# Exercise goal
Please output all the entries word for word, without the pictures.
*** Opening of Supplied entries ***
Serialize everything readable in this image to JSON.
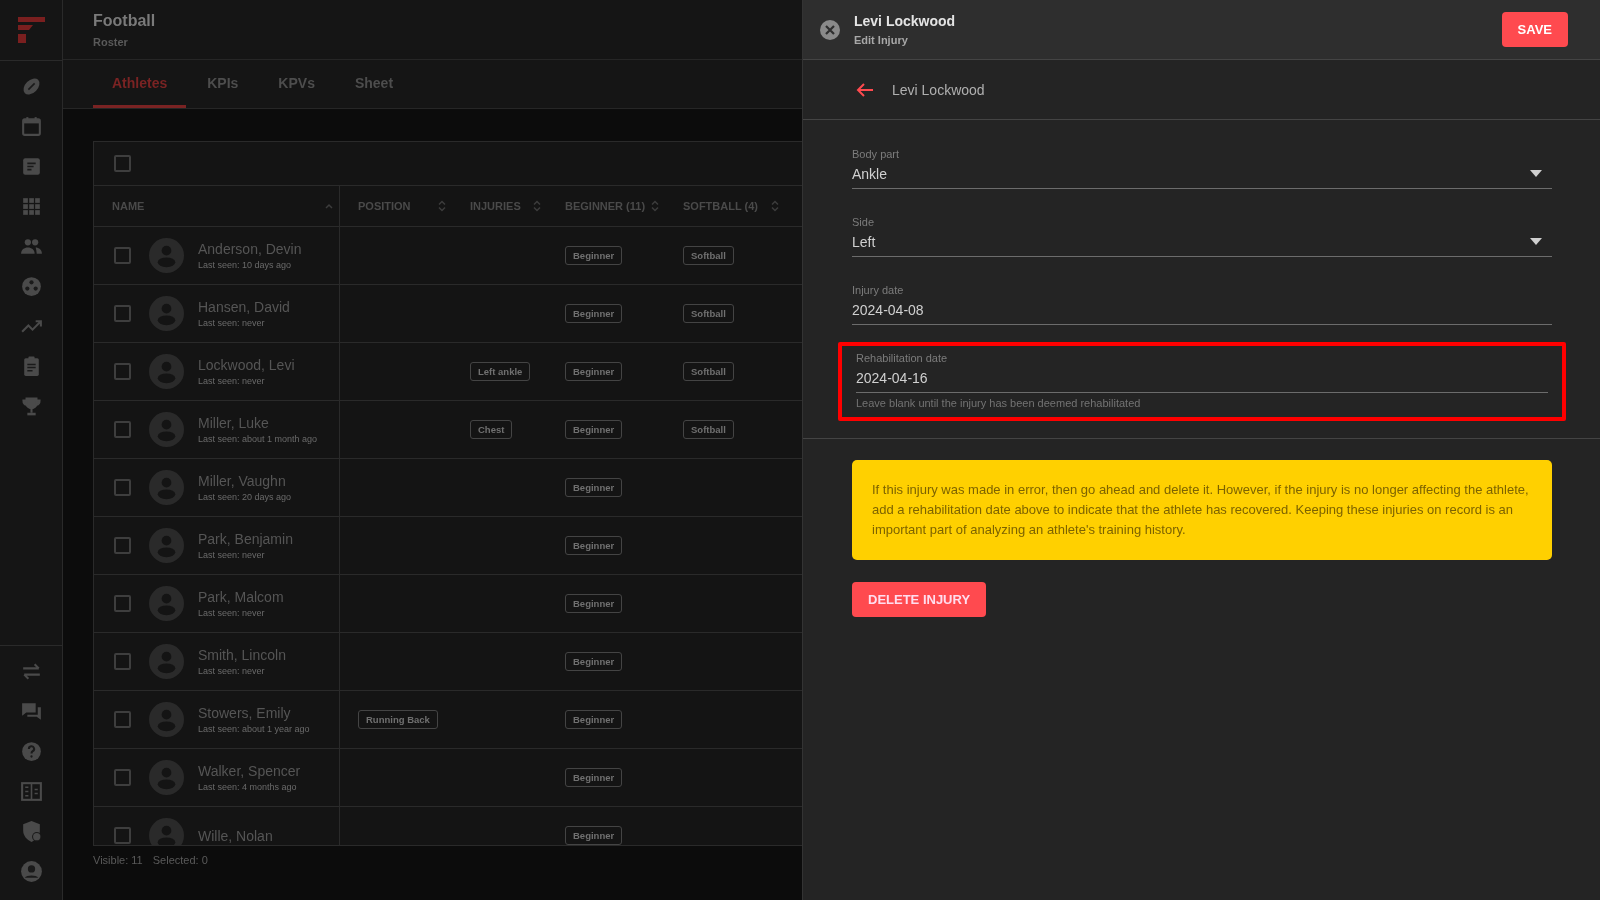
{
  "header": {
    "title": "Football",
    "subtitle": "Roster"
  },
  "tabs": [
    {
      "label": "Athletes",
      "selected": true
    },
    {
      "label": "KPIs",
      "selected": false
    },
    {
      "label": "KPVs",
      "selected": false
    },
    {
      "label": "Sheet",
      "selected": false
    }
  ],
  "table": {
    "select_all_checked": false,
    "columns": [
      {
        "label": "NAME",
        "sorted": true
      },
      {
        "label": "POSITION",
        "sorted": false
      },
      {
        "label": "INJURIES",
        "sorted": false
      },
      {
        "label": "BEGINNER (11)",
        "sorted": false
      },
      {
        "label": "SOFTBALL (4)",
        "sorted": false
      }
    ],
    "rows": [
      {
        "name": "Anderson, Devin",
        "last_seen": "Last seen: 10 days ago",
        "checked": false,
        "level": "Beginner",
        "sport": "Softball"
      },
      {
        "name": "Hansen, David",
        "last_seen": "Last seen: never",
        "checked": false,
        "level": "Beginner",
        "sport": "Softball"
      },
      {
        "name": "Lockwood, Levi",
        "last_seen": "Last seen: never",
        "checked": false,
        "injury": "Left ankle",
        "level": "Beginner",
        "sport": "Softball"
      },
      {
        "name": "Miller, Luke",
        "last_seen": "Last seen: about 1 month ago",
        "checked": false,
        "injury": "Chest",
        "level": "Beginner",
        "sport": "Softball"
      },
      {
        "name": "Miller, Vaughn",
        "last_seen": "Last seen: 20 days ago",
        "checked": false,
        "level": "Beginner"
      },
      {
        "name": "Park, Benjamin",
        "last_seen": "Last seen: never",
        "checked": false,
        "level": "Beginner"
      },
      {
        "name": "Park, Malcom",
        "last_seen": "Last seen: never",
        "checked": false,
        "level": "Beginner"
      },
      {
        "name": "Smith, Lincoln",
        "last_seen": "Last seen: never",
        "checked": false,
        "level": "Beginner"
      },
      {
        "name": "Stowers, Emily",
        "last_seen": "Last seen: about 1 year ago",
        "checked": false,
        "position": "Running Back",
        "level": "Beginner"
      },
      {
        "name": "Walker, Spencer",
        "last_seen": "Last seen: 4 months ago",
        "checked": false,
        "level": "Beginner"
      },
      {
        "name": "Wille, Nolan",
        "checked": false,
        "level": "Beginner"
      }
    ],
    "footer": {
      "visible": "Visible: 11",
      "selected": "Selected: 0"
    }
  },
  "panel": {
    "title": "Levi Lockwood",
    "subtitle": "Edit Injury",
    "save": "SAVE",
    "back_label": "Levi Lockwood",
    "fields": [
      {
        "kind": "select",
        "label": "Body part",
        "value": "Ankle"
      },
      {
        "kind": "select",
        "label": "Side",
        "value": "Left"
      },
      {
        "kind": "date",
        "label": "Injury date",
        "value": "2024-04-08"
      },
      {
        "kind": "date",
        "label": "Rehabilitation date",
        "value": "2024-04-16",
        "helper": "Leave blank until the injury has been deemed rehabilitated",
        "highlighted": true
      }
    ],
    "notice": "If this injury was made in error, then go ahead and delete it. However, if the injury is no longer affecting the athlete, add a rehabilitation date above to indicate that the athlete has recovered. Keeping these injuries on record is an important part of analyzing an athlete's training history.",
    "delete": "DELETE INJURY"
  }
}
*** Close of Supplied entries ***
# Response to this exercise
Serialize everything readable in this image to JSON.
{
  "header": {
    "title": "Football",
    "subtitle": "Roster"
  },
  "tabs": [
    {
      "label": "Athletes",
      "selected": true
    },
    {
      "label": "KPIs",
      "selected": false
    },
    {
      "label": "KPVs",
      "selected": false
    },
    {
      "label": "Sheet",
      "selected": false
    }
  ],
  "table": {
    "select_all_checked": false,
    "columns": [
      {
        "label": "NAME",
        "sorted": true
      },
      {
        "label": "POSITION",
        "sorted": false
      },
      {
        "label": "INJURIES",
        "sorted": false
      },
      {
        "label": "BEGINNER (11)",
        "sorted": false
      },
      {
        "label": "SOFTBALL (4)",
        "sorted": false
      }
    ],
    "rows": [
      {
        "name": "Anderson, Devin",
        "last_seen": "Last seen: 10 days ago",
        "checked": false,
        "level": "Beginner",
        "sport": "Softball"
      },
      {
        "name": "Hansen, David",
        "last_seen": "Last seen: never",
        "checked": false,
        "level": "Beginner",
        "sport": "Softball"
      },
      {
        "name": "Lockwood, Levi",
        "last_seen": "Last seen: never",
        "checked": false,
        "injury": "Left ankle",
        "level": "Beginner",
        "sport": "Softball"
      },
      {
        "name": "Miller, Luke",
        "last_seen": "Last seen: about 1 month ago",
        "checked": false,
        "injury": "Chest",
        "level": "Beginner",
        "sport": "Softball"
      },
      {
        "name": "Miller, Vaughn",
        "last_seen": "Last seen: 20 days ago",
        "checked": false,
        "level": "Beginner"
      },
      {
        "name": "Park, Benjamin",
        "last_seen": "Last seen: never",
        "checked": false,
        "level": "Beginner"
      },
      {
        "name": "Park, Malcom",
        "last_seen": "Last seen: never",
        "checked": false,
        "level": "Beginner"
      },
      {
        "name": "Smith, Lincoln",
        "last_seen": "Last seen: never",
        "checked": false,
        "level": "Beginner"
      },
      {
        "name": "Stowers, Emily",
        "last_seen": "Last seen: about 1 year ago",
        "checked": false,
        "position": "Running Back",
        "level": "Beginner"
      },
      {
        "name": "Walker, Spencer",
        "last_seen": "Last seen: 4 months ago",
        "checked": false,
        "level": "Beginner"
      },
      {
        "name": "Wille, Nolan",
        "checked": false,
        "level": "Beginner"
      }
    ],
    "footer": {
      "visible": "Visible: 11",
      "selected": "Selected: 0"
    }
  },
  "panel": {
    "title": "Levi Lockwood",
    "subtitle": "Edit Injury",
    "save": "SAVE",
    "back_label": "Levi Lockwood",
    "fields": [
      {
        "kind": "select",
        "label": "Body part",
        "value": "Ankle"
      },
      {
        "kind": "select",
        "label": "Side",
        "value": "Left"
      },
      {
        "kind": "date",
        "label": "Injury date",
        "value": "2024-04-08"
      },
      {
        "kind": "date",
        "label": "Rehabilitation date",
        "value": "2024-04-16",
        "helper": "Leave blank until the injury has been deemed rehabilitated",
        "highlighted": true
      }
    ],
    "notice": "If this injury was made in error, then go ahead and delete it. However, if the injury is no longer affecting the athlete, add a rehabilitation date above to indicate that the athlete has recovered. Keeping these injuries on record is an important part of analyzing an athlete's training history.",
    "delete": "DELETE INJURY"
  }
}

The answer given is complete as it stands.